A group of 35 international labour and human rights advocacy groups yesterday called for charges against a trio of Cambodian civil society activists to be dropped.
“We, the undersigned global unions and international human rights and workers’ rights organizations, call for the charges against Cambodian human rights defender Moeun Tola to be immediately dropped,” reads the statement, signed by groups including Human Rights Watch and the Clean Clothes Campaign.
While the groups focus mostly on Tola, a prominent labour rights activist, they also urged the dismissal of charges for his ostensible “co-defendants”, activist monk But Buntenh and media advocate Pa Nguon Teang.
The trio was accused of misappropriating funds meant for the funeral of slain political activist Kem Ley. They were ordered sent to pre-trial detention, but have not returned to Cambodia from abroad to face the charges.
Rights groups and observers have criticised the charges as politically motivated, and Ley’s family has repeatedly maintained the innocence of the accused. The complaint was filed by Cambodia Youth Party head Pich Sros, who has no relationship to the Ley family, but has filed numerous lawsuits seemingly benefiting the ruling party, including an initial complaint against the Cambodia National Rescue Party, after which the party was dissolved.
“It is well known that Cambodia’s courts are not independent, but rather are driven by the political interests of the ruling Cambodian People’s Party.
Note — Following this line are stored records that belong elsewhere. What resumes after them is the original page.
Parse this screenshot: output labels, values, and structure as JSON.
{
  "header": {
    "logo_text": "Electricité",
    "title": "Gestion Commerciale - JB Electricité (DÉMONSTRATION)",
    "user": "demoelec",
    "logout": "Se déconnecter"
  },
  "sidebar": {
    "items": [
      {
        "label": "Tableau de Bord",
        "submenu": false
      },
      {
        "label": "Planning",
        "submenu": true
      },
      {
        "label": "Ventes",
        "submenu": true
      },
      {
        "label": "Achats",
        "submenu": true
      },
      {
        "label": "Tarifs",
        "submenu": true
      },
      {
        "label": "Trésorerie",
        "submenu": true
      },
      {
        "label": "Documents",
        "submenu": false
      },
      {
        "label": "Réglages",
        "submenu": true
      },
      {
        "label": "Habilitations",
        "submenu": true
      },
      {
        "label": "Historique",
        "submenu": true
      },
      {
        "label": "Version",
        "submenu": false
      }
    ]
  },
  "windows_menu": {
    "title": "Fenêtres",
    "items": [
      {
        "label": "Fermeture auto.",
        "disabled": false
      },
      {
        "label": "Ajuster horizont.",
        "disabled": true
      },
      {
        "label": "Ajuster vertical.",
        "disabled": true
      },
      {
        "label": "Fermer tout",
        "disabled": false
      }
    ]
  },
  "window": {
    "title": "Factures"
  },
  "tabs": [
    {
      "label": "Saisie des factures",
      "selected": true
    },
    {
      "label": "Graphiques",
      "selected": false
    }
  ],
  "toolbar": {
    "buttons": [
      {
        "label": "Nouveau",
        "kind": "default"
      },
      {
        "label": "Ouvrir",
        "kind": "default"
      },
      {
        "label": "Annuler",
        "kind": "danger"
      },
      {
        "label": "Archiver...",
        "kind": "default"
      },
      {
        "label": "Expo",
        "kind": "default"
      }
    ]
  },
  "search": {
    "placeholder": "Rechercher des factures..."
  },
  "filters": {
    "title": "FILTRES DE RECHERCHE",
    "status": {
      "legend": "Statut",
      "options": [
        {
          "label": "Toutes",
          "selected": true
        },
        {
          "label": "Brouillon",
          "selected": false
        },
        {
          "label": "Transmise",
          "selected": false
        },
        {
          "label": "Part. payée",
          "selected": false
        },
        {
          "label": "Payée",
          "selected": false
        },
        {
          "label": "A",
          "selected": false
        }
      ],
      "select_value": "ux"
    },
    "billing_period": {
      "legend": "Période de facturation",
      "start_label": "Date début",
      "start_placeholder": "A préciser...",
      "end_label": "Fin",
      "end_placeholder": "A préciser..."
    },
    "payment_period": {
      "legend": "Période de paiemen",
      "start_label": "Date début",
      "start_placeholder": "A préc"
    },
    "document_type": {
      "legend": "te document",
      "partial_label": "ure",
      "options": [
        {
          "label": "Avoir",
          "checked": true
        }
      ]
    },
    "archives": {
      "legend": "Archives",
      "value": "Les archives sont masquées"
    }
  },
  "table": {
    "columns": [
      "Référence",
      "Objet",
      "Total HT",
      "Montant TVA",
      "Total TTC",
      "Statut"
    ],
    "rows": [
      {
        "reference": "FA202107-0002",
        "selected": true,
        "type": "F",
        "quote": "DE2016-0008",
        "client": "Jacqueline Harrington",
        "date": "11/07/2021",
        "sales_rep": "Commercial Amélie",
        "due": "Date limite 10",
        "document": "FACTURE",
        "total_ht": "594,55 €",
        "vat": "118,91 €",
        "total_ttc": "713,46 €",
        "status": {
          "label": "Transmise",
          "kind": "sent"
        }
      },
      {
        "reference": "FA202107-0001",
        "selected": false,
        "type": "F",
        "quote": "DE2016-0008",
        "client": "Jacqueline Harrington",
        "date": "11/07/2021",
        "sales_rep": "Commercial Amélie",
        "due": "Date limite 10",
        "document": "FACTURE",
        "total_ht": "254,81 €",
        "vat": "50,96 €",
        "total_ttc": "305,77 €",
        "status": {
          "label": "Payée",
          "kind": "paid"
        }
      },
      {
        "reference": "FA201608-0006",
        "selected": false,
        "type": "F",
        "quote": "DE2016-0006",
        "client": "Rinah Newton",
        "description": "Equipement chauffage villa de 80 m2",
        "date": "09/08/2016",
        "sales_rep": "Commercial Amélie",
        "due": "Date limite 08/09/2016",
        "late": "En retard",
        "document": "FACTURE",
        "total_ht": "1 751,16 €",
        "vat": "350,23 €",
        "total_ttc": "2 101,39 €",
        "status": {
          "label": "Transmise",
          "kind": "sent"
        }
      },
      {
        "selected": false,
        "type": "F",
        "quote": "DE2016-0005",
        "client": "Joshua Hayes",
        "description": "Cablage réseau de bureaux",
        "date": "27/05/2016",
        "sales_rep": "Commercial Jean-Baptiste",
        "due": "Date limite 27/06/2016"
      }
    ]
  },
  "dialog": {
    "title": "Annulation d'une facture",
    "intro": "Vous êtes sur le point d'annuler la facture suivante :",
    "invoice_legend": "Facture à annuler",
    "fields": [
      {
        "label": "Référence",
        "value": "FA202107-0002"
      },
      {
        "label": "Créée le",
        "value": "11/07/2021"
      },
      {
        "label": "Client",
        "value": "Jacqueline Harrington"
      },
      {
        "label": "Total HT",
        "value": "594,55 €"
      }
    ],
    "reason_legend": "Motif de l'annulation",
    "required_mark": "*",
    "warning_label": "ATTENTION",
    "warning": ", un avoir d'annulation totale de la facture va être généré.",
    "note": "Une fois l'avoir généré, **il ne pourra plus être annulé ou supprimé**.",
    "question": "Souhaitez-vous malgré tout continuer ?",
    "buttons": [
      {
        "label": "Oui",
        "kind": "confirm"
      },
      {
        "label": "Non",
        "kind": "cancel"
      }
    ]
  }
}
These charges constitute an attempt to silence and punish one of the country’s leading independent voices for worker rights,” the statement says.
“This case is emblematic of broader deterioration in the labor rights and human rights climate in Cambodia,” the statement continued.
Justice Ministry spokesman Chhin Malin brushed off the appeals on the trio’s behalf, calling the statement “politically motivated” and saying no institutions can interfere with Cambodia’s internal court affairs.
“Their concern and their political message will not influence the court’s procedure,” he said.
Malin continued that civil society organisations are welcome to assist on “technical” matters, such as providing Tola with a legal team, and accused the organisations of supporting “that political party”, a likely reference to the dissolved CNRP.
“Don’t think about your country’s laws, just look at our Criminal Code and criminal procedure,” he said.